Ecological Democratic Party

From Wikipedia, the free encyclopedia
Jump to: navigation, search
Ecological Democratic Party
Ökologisch-Demokratische Partei
Abbreviation ÖDP
Leader Gabriela Schimmer-Göresz
Founded 23/24 January 1982
Headquarters ÖDP-Federal Office Würzburg
Pommergasse 1
D-97070 Würzburg
Youth wing Young Ecologists
Ideology Green conservatism
Political position Centre-right
European affiliation None
International affiliation World Ecological Parties
European Parliament group Greens/EFA
Colours Orange
0 / 630
State Parliaments
0 / 1,855
European Parliament
1 / 96
Coat of arms of Germany.svg
This article is part of a series on the
politics and government of
Foreign relations

The Ecological Democratic Party (German: Ökologisch-Demokratische Partei, ÖDP) is a conservative[2][3][4] and ecologist[5] political party in Germany. The ÖDP was founded in 1982 as a federal party and is the legal successor of the Green Action Future (Grünen Aktion Zukunft), the Green List for Environmental Protection (Grüne Liste Umweltschutz) and the Ecological Politics Working Group (Arbeitsgemeinschaft Ökologische Politik).[6][third-party source needed],

The strongest level of voting support for the ÖDP is in Bavaria, where in federal state elections they have remained stable with 2% of the votes since 1990, and at municipal level have increased their mandate count in 2014 from 320 to around 380.[7][third-party source needed], Since the 2014 European elections, the party is represented in the European Parliament by the MEP Klaus Buchner. The ÖDP is a member of the World Ecological Parties.


The ÖDP combines issues which are not often found together: a focus on state financial support for families and childrearing, and a belief in the right to life (that is, opposition to late abortion, euthanasia and the death penalty). The latter positions and the differences listed below – have led some, including political scientist Joachim Raschke, to characterize the party as "conservative," but the party feels that all these positions are a consistent response to injustice. In most of those issues which it emphasizes, such as the environment and trade, it is similar to the Green party. It differs from the Green party by being less supportive of immigration and restrictions on state powers in criminal justice issues, not focusing on gay and lesbian rights, and having a differing view of feminism.

It was one of the earliest supporters (since 1989) of a green tax shift, an idea which later gained broader support and has been partially implemented in Germany since the Social Democratic Party and The Greens were elected to form the federal government in 1998.

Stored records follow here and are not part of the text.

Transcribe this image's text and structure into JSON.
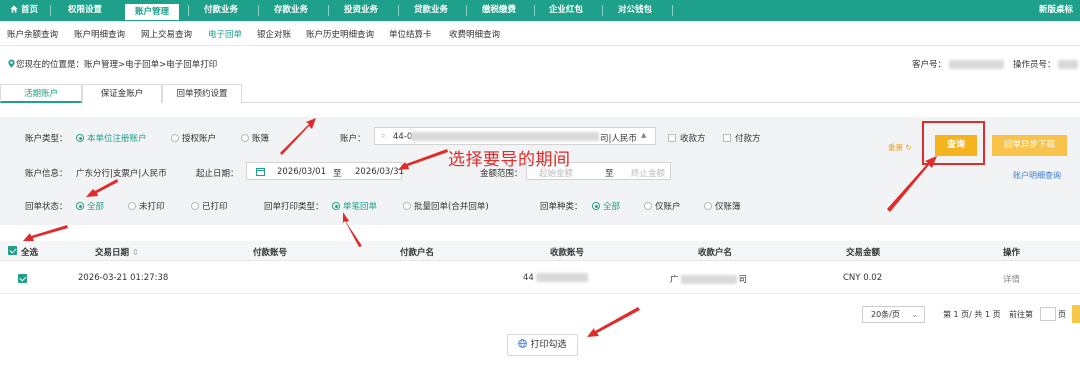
{
  "topnav": {
    "items": [
      "首页",
      "权限设置",
      "账户管理",
      "付款业务",
      "存款业务",
      "投资业务",
      "贷款业务",
      "缴税缴费",
      "企业红包",
      "对公钱包"
    ],
    "right": "新版桌标",
    "active_index": 2
  },
  "subnav": {
    "items": [
      "账户余额查询",
      "账户明细查询",
      "网上交易查询",
      "电子回单",
      "银企对账",
      "账户历史明细查询",
      "单位结算卡",
      "收费明细查询"
    ],
    "active_index": 3
  },
  "breadcrumb": "您现在的位置是：账户管理>电子回单>电子回单打印",
  "account_info": {
    "customer_label": "客户号：",
    "operator_label": "操作员号："
  },
  "tabs": [
    "活期账户",
    "保证金账户",
    "回单预约设置"
  ],
  "filter": {
    "acct_type_label": "账户类型：",
    "acct_type_options": [
      "本单位注册账户",
      "授权账户",
      "账簿"
    ],
    "account_label": "账户：",
    "account_prefix": "44-0",
    "account_suffix": "司|人民币",
    "payer_label": "收款方",
    "payee_label": "付款方",
    "acct_info_label": "账户信息：",
    "acct_info_value": "广东分行|支票户|人民币",
    "start_date_label": "起止日期：",
    "start_date": "2026/03/01",
    "to_label": "至",
    "end_date": "2026/03/31",
    "amount_label": "金额范围：",
    "amount_from_ph": "起始金额",
    "amount_to_ph": "终止金额",
    "status_label": "回单状态：",
    "status_options": [
      "全部",
      "未打印",
      "已打印"
    ],
    "print_type_label": "回单打印类型：",
    "print_type_options": [
      "单笔回单",
      "批量回单(合并回单)"
    ],
    "receipt_type_label": "回单种类：",
    "receipt_type_options": [
      "全部",
      "仅账户",
      "仅账簿"
    ],
    "reset": "重置",
    "query": "查询",
    "async_download": "回单异步下载",
    "detail_link": "账户明细查询"
  },
  "annotation": "选择要导的期间",
  "table": {
    "select_all": "全选",
    "headers": [
      "交易日期",
      "付款账号",
      "付款户名",
      "收款账号",
      "收款户名",
      "交易金额",
      "操作"
    ],
    "rows": [
      {
        "date": "2026-03-21 01:27:38",
        "payer_acct": "",
        "payer_name": "",
        "payee_acct": "44",
        "payee_name_start": "广",
        "payee_name_end": "司",
        "amount": "CNY 0.02",
        "action": "详情"
      }
    ]
  },
  "pager": {
    "page_size": "20条/页",
    "page_info": "第 1 页/ 共 1 页",
    "goto": "前往第",
    "page_unit": "页"
  },
  "print_button": "打印勾选",
  "colors": {
    "brand": "#1ea08a",
    "query": "#f5b31f",
    "annotation": "#e12b2b"
  }
}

Though a very small party – it has not gained seats in a state parliament or in the Bundestag – the ÖDP became notable for its involvement in the opposition to a Czech nuclear reactor in Temelin, across the border from Bavaria. It led an initiative for a popular referendum to abolish the Bavarian Senate (that state's upper house) which was successful. It brought suit against a law in North Rhine-Westphalia which requires parties to receive 5% of the vote in order to take their seats, as well as a national law which reserves state financing only for parties that got more than one percent of the vote in at least three state elections; both laws were overturned.

The party has a youth organization called Young Ecologists (Junge Ökologen).

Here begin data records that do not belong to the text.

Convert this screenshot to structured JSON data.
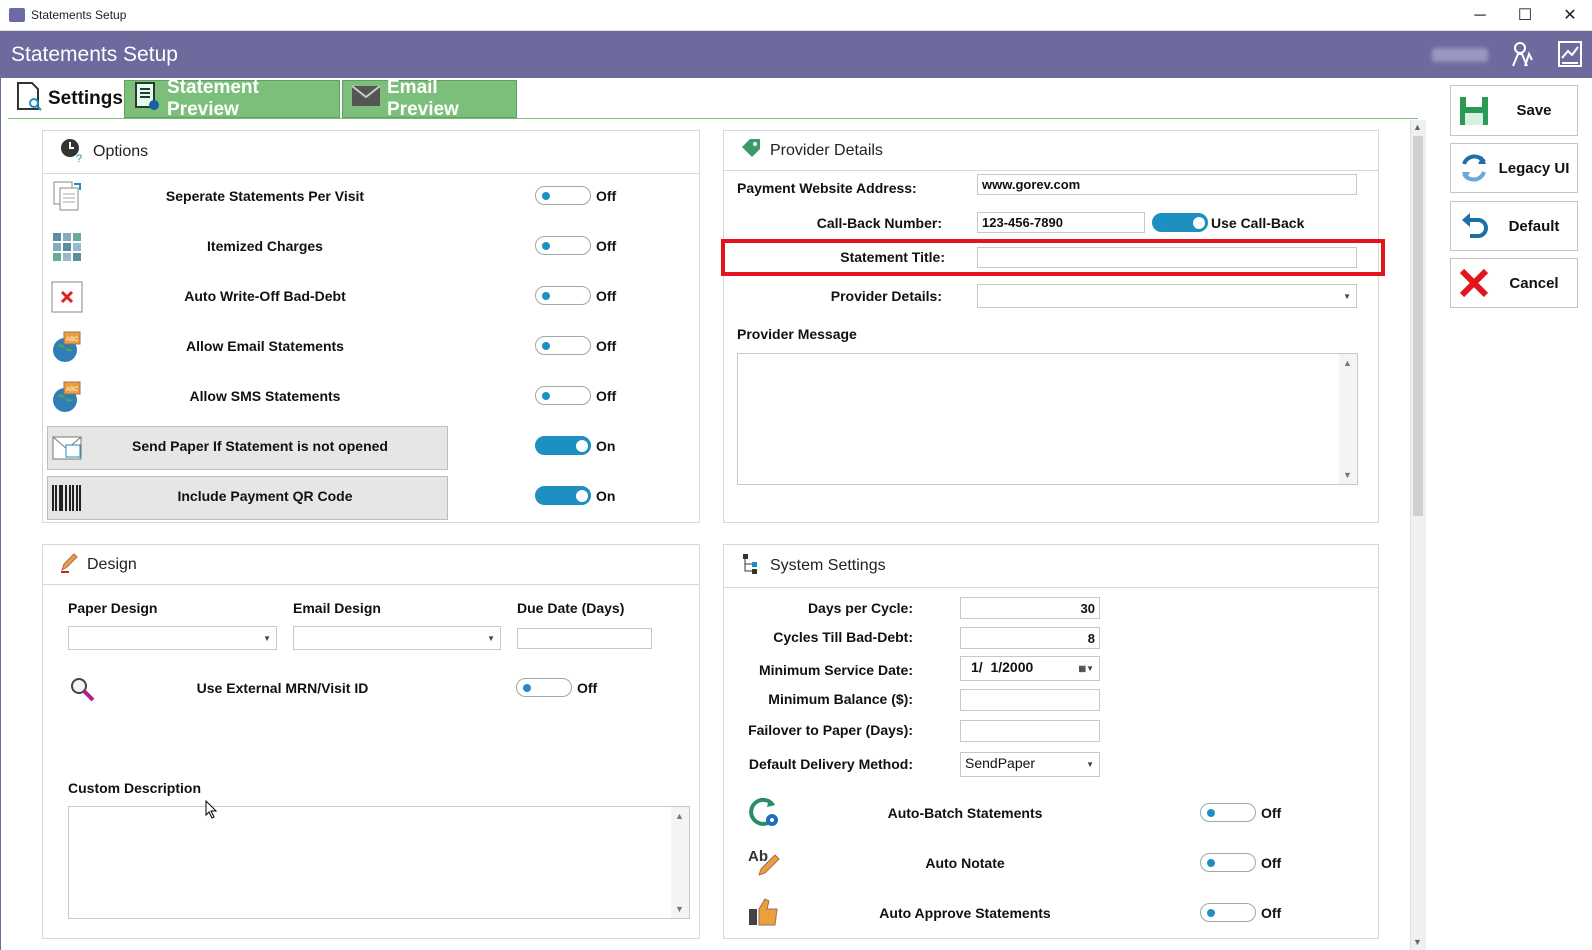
{
  "window": {
    "title": "Statements Setup",
    "minimize": "─",
    "maximize": "☐",
    "close": "✕"
  },
  "header": {
    "title": "Statements Setup"
  },
  "tabs": [
    {
      "label": "Settings"
    },
    {
      "label": "Statement Preview"
    },
    {
      "label": "Email Preview"
    }
  ],
  "options": {
    "title": "Options",
    "items": [
      {
        "label": "Seperate Statements Per Visit",
        "state": "Off",
        "on": false,
        "icon": "documents-icon"
      },
      {
        "label": "Itemized Charges",
        "state": "Off",
        "on": false,
        "icon": "grid-icon"
      },
      {
        "label": "Auto Write-Off Bad-Debt",
        "state": "Off",
        "on": false,
        "icon": "delete-icon"
      },
      {
        "label": "Allow Email Statements",
        "state": "Off",
        "on": false,
        "icon": "globe-icon"
      },
      {
        "label": "Allow SMS Statements",
        "state": "Off",
        "on": false,
        "icon": "globe-icon"
      },
      {
        "label": "Send Paper If Statement is not opened",
        "state": "On",
        "on": true,
        "icon": "mail-paper-icon"
      },
      {
        "label": "Include Payment QR Code",
        "state": "On",
        "on": true,
        "icon": "barcode-icon"
      }
    ]
  },
  "provider": {
    "title": "Provider Details",
    "website_label": "Payment Website Address:",
    "website_value": "www.gorev.com",
    "callback_label": "Call-Back Number:",
    "callback_value": "123-456-7890",
    "use_callback_label": "Use Call-Back",
    "statement_title_label": "Statement Title:",
    "statement_title_value": "",
    "details_label": "Provider Details:",
    "details_value": "",
    "message_label": "Provider Message",
    "message_value": ""
  },
  "design": {
    "title": "Design",
    "paper_label": "Paper Design",
    "email_label": "Email Design",
    "due_label": "Due Date (Days)",
    "paper_value": "",
    "email_value": "",
    "due_value": "",
    "external_label": "Use External MRN/Visit ID",
    "external_state": "Off",
    "custom_label": "Custom Description",
    "custom_value": ""
  },
  "system": {
    "title": "System Settings",
    "days_label": "Days per Cycle:",
    "days_value": "30",
    "cycles_label": "Cycles Till Bad-Debt:",
    "cycles_value": "8",
    "min_date_label": "Minimum Service Date:",
    "min_date_value": "1/  1/2000",
    "min_balance_label": "Minimum Balance ($):",
    "min_balance_value": "",
    "failover_label": "Failover to Paper (Days):",
    "failover_value": "",
    "delivery_label": "Default Delivery Method:",
    "delivery_value": "SendPaper",
    "items": [
      {
        "label": "Auto-Batch Statements",
        "state": "Off"
      },
      {
        "label": "Auto Notate",
        "state": "Off"
      },
      {
        "label": "Auto Approve Statements",
        "state": "Off"
      }
    ]
  },
  "actions": {
    "save": "Save",
    "legacy": "Legacy UI",
    "default": "Default",
    "cancel": "Cancel"
  },
  "colors": {
    "header": "#6d6a9e",
    "tab_green": "#7bbf7b",
    "toggle_blue": "#1d8fc0",
    "highlight_red": "#e2141c"
  }
}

In the 2014 European parliament elections, the ÖDP received 0.7% of the national vote (185,119 votes in total) and returned a single MEP.[8] The MEP, Klaus Buchner, joined The Greens–European Free Alliance (Greens/EFA) as an independent.[9]


On 17 December 2014, the Memmingen/Unterallgäu chapter of the ÖDP said that the proposed gender mainstreaming law was a "state license to corrupt children" and would give LGBT individuals "too much influence over a passive majority", and that LGBT individuals should not be allowed to marry.[10] Party secretary Pablo Ziller said that the party's federal board was "disappointed" at the remarks and that the statements did not represent the party's position. According to Ziller, the party believes in extending marriage rights to same-sex couples.


Klaus Buchner Uwe Dolata Susanne Bachmaier Hans Mangold Bernd Richter Hans-Joachim Ritter Herbert Gruhl

Election results[edit]

State elections:

European Parliament:

  • 1984: 0.3%
  • 1989: 0.7%
  • 1994: 0.8%
  • 1999: 0.4%
  • 2004: 0.6%

German Parliament (Bundestag):

  • 1983: 0.0%
  • 1987: 0.3%
  • 1990: 0.4%
  • 1994: 0.4%
  • 1998: 0.2%
  • 2002: 0.1%

External links[edit]